We continued on to Port Angeles, then to the entrance to the Olympic National Park. Hurricane Ridge Road was under construction and restricted to one lane, so there was a long wait before we could even get to the entrance. Finally we paid the entrance fee and made the drive up the ridge to the visitors center at the top.
The weather was much, much better than our previous visit, and the views were spectacular. We first went to the center, which we found to be frenetic and overcrowded. The peaceful vista outside was preferable.
We took a couple of the paved close trails along the alpine meadows. Snow packs lined the meadows and deer roamed freely, acclimated to the presence of humans.
Laura stayed down on the lower meadow trail and I ventured a bit higher. It was hard to resist constantly clicking the shutter and taking thousands of photos.
As peaceful as this might be, we had a ferry to catch. We drove on back down the mountain, taking a few shots along the way. Along the ridges you could see where landslides had caused major problems on the road. Mount Baker loomed in the distance. It looks much more impressive from afar, towering over everything, than from our usual vantage point.
Back in Port Angeles traffic was nightmarish, with gridlock and idiotic drivers. We were worried about getting to the ferry in time, so when traffic did finally clear we took the most direct route back. We did make it to the ferry in time.
Laura was exhausted and sunburned from riding with the roof back. She opted to nap in the car for the trip back. I took my usual spot and shot photos in the late afternoon sun. Several small dolphins graced us with their presence along the way back.
Back on Whidbey Island we stopped for dinner in Oak Harbor, then headed home. Our time was perfect. The sun was setting just as we were crossing Deception Pass. As tired as we were from the day’s journey, I couldn’t let the opportunity slip by.

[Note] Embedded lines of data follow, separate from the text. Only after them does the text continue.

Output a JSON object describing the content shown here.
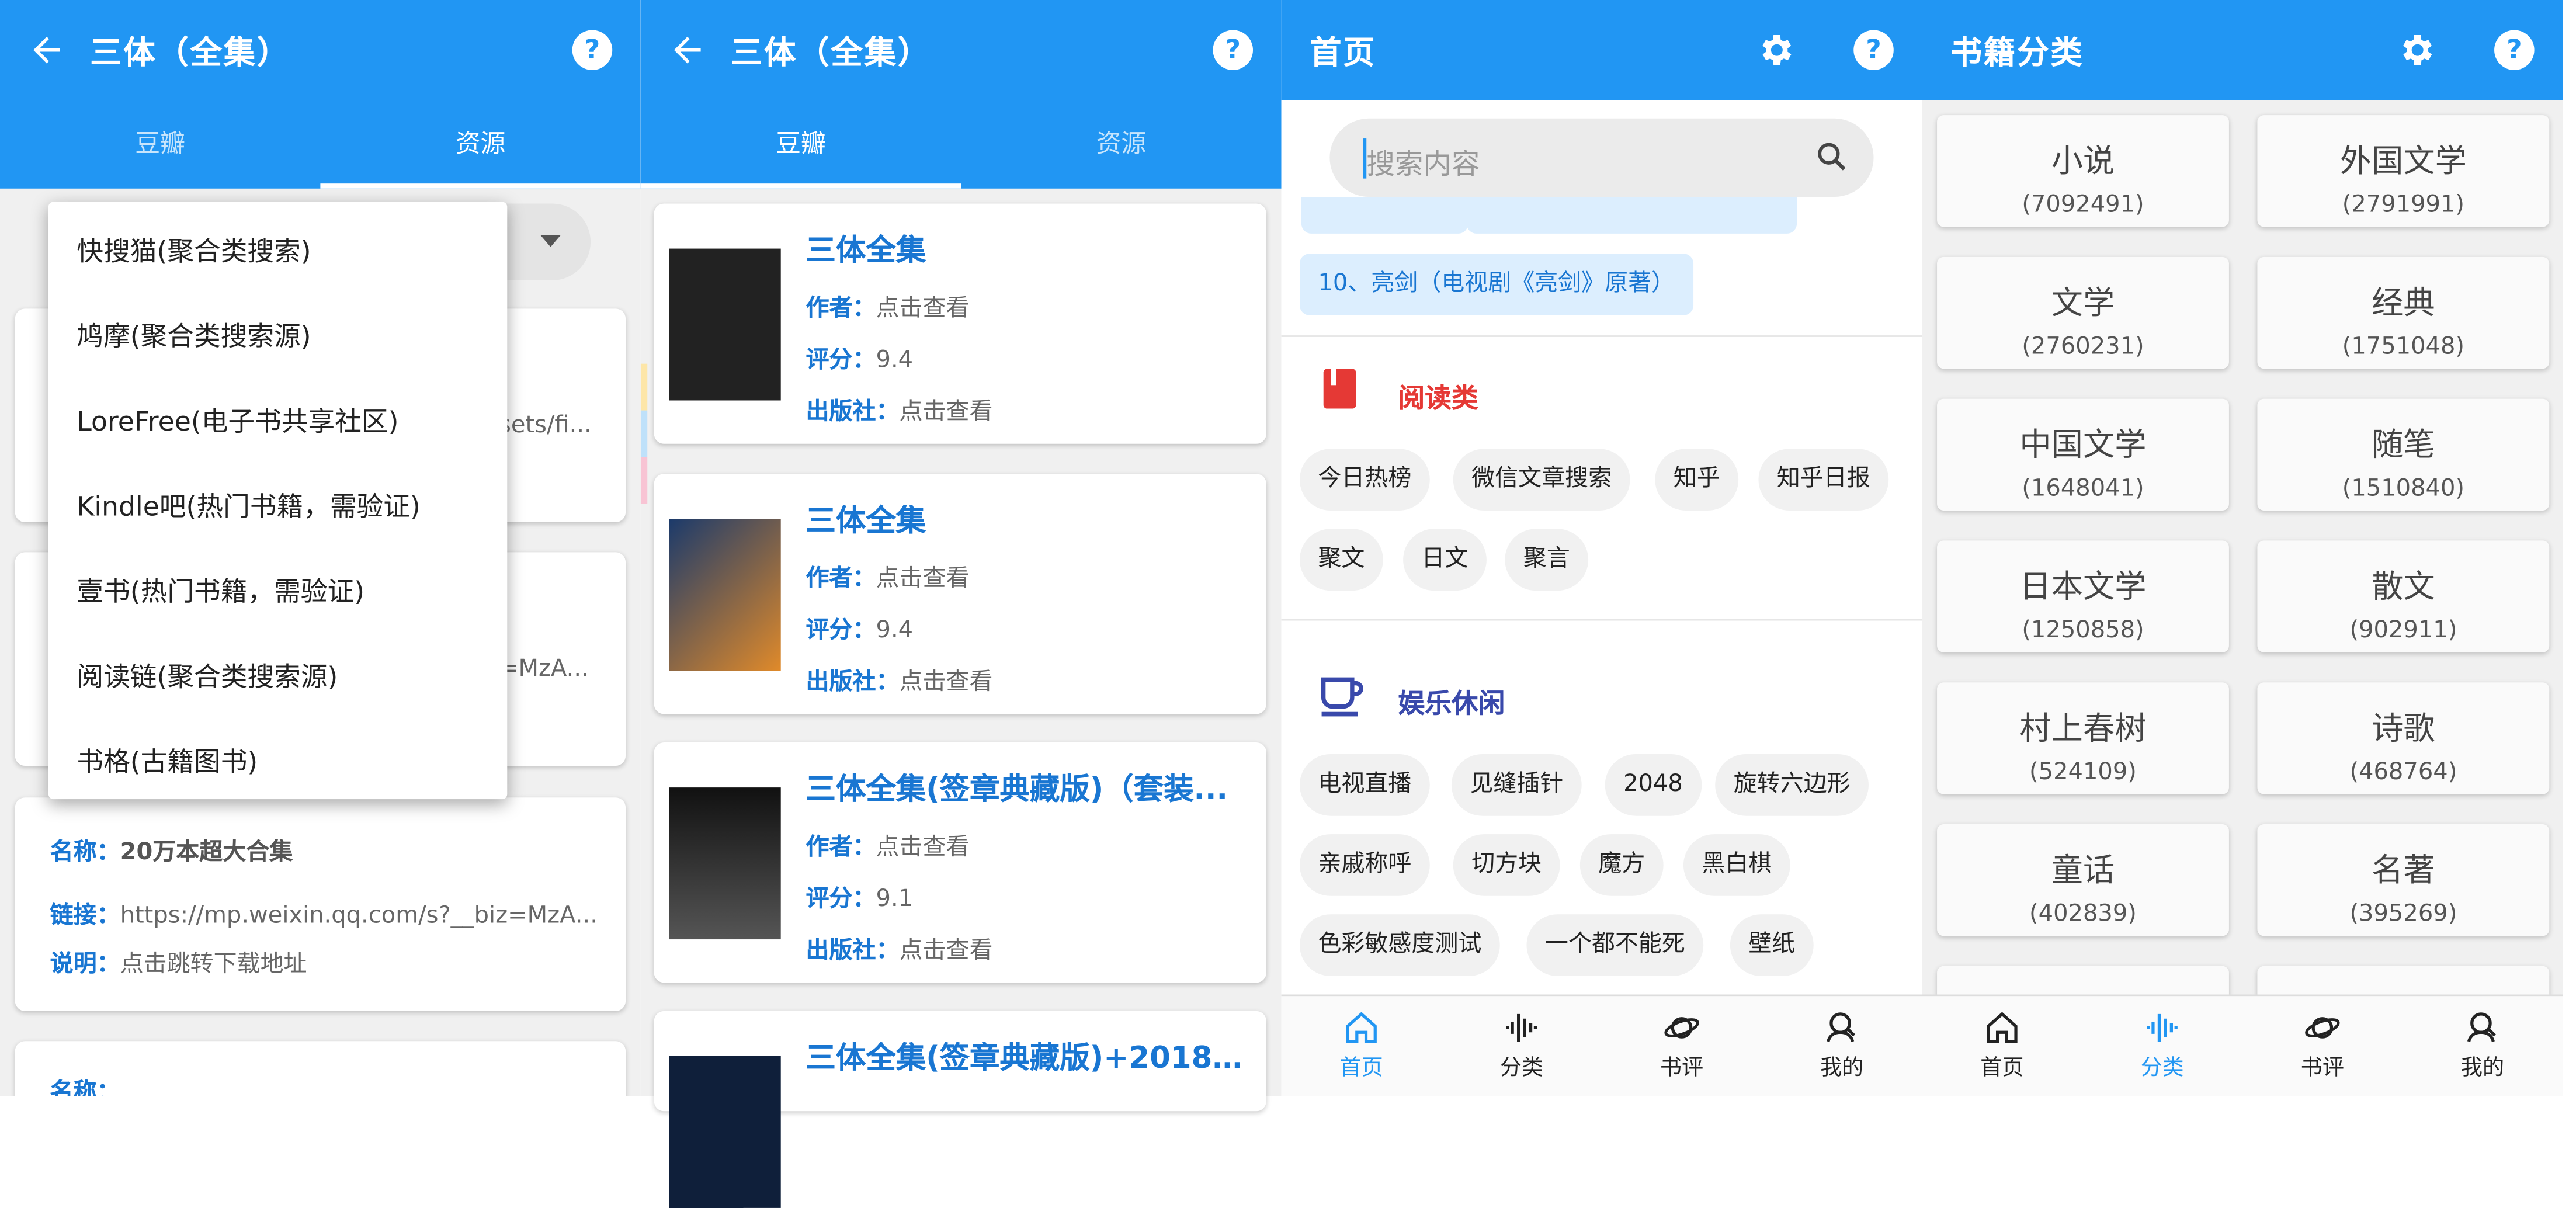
{
  "colors": {
    "primary": "#2196f3",
    "link": "#1976d2",
    "read_accent": "#e53935",
    "fun_accent": "#3949ab"
  },
  "panel1": {
    "title": "三体（全集）",
    "tabs": [
      "豆瓣",
      "资源"
    ],
    "active_tab": 1,
    "menu": [
      "快搜猫(聚合类搜索)",
      "鸠摩(聚合类搜索源)",
      "LoreFree(电子书共享社区)",
      "Kindle吧(热门书籍，需验证)",
      "壹书(热门书籍，需验证)",
      "阅读链(聚合类搜索源)",
      "书格(古籍图书)"
    ],
    "behind_fragments": [
      "sets/fi...",
      "=MzA..."
    ],
    "resource": {
      "name_label": "名称：",
      "name": "20万本超大合集",
      "link_label": "链接：",
      "link": "https://mp.weixin.qq.com/s?__biz=MzA...",
      "desc_label": "说明：",
      "desc": "点击跳转下载地址"
    },
    "partial_label": "名称："
  },
  "panel2": {
    "title": "三体（全集）",
    "tabs": [
      "豆瓣",
      "资源"
    ],
    "active_tab": 0,
    "labels": {
      "author": "作者：",
      "rating": "评分：",
      "publisher": "出版社："
    },
    "books": [
      {
        "title": "三体全集",
        "author": "点击查看",
        "rating": "9.4",
        "publisher": "点击查看"
      },
      {
        "title": "三体全集",
        "author": "点击查看",
        "rating": "9.4",
        "publisher": "点击查看"
      },
      {
        "title": "三体全集(签章典藏版)（套装...",
        "author": "点击查看",
        "rating": "9.1",
        "publisher": "点击查看"
      },
      {
        "title": "三体全集(签章典藏版)+2018(..."
      }
    ]
  },
  "panel3": {
    "title": "首页",
    "search_placeholder": "搜索内容",
    "blue_chip": "10、亮剑（电视剧《亮剑》原著）",
    "sections": [
      {
        "title": "阅读类",
        "icon": "book-icon",
        "chips": [
          [
            "今日热榜",
            "微信文章搜索",
            "知乎",
            "知乎日报"
          ],
          [
            "聚文",
            "日文",
            "聚言"
          ]
        ]
      },
      {
        "title": "娱乐休闲",
        "icon": "cup-icon",
        "chips": [
          [
            "电视直播",
            "见缝插针",
            "2048",
            "旋转六边形"
          ],
          [
            "亲戚称呼",
            "切方块",
            "魔方",
            "黑白棋"
          ],
          [
            "色彩敏感度测试",
            "一个都不能死",
            "壁纸"
          ]
        ]
      }
    ],
    "nav": [
      "首页",
      "分类",
      "书评",
      "我的"
    ],
    "active_nav": 0
  },
  "panel4": {
    "title": "书籍分类",
    "categories": [
      {
        "name": "小说",
        "count": "(7092491)"
      },
      {
        "name": "外国文学",
        "count": "(2791991)"
      },
      {
        "name": "文学",
        "count": "(2760231)"
      },
      {
        "name": "经典",
        "count": "(1751048)"
      },
      {
        "name": "中国文学",
        "count": "(1648041)"
      },
      {
        "name": "随笔",
        "count": "(1510840)"
      },
      {
        "name": "日本文学",
        "count": "(1250858)"
      },
      {
        "name": "散文",
        "count": "(902911)"
      },
      {
        "name": "村上春树",
        "count": "(524109)"
      },
      {
        "name": "诗歌",
        "count": "(468764)"
      },
      {
        "name": "童话",
        "count": "(402839)"
      },
      {
        "name": "名著",
        "count": "(395269)"
      }
    ],
    "nav": [
      "首页",
      "分类",
      "书评",
      "我的"
    ],
    "active_nav": 1
  }
}
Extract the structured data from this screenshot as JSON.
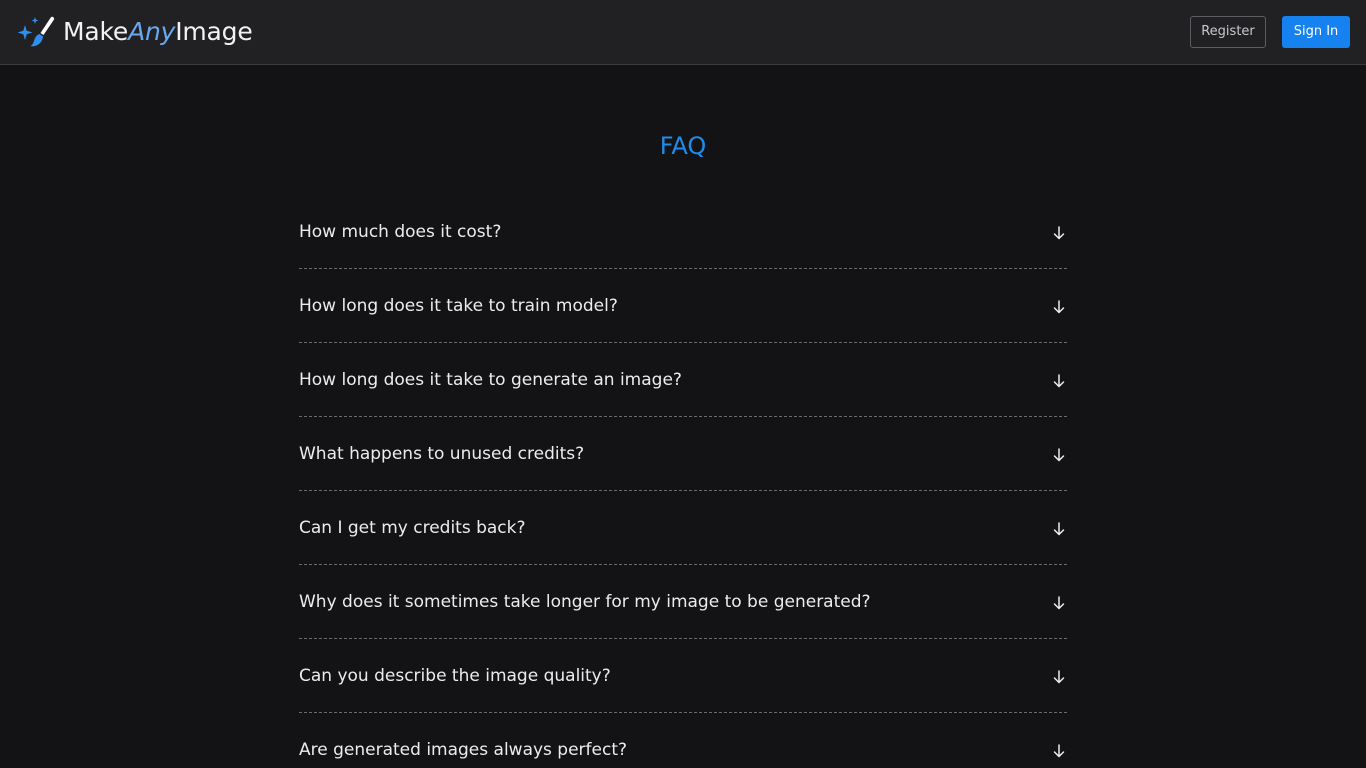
{
  "header": {
    "brand": {
      "make": "Make",
      "any": "Any",
      "image": "Image"
    },
    "register_label": "Register",
    "signin_label": "Sign In"
  },
  "faq": {
    "title": "FAQ",
    "items": [
      {
        "question": "How much does it cost?"
      },
      {
        "question": "How long does it take to train model?"
      },
      {
        "question": "How long does it take to generate an image?"
      },
      {
        "question": "What happens to unused credits?"
      },
      {
        "question": "Can I get my credits back?"
      },
      {
        "question": "Why does it sometimes take longer for my image to be generated?"
      },
      {
        "question": "Can you describe the image quality?"
      },
      {
        "question": "Are generated images always perfect?"
      }
    ]
  },
  "colors": {
    "page_bg": "#131316",
    "header_bg": "#212124",
    "accent": "#1f8cec",
    "primary_button": "#1582f0",
    "brand_any": "#69a8ef"
  },
  "icons": {
    "logo": "sparkle-brush-icon",
    "faq_toggle": "arrow-down-icon"
  }
}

There were more traffic delays outside of Anacortes, but eventually we made it home. It had been a long, exhausting day of traveling, but it was a good day.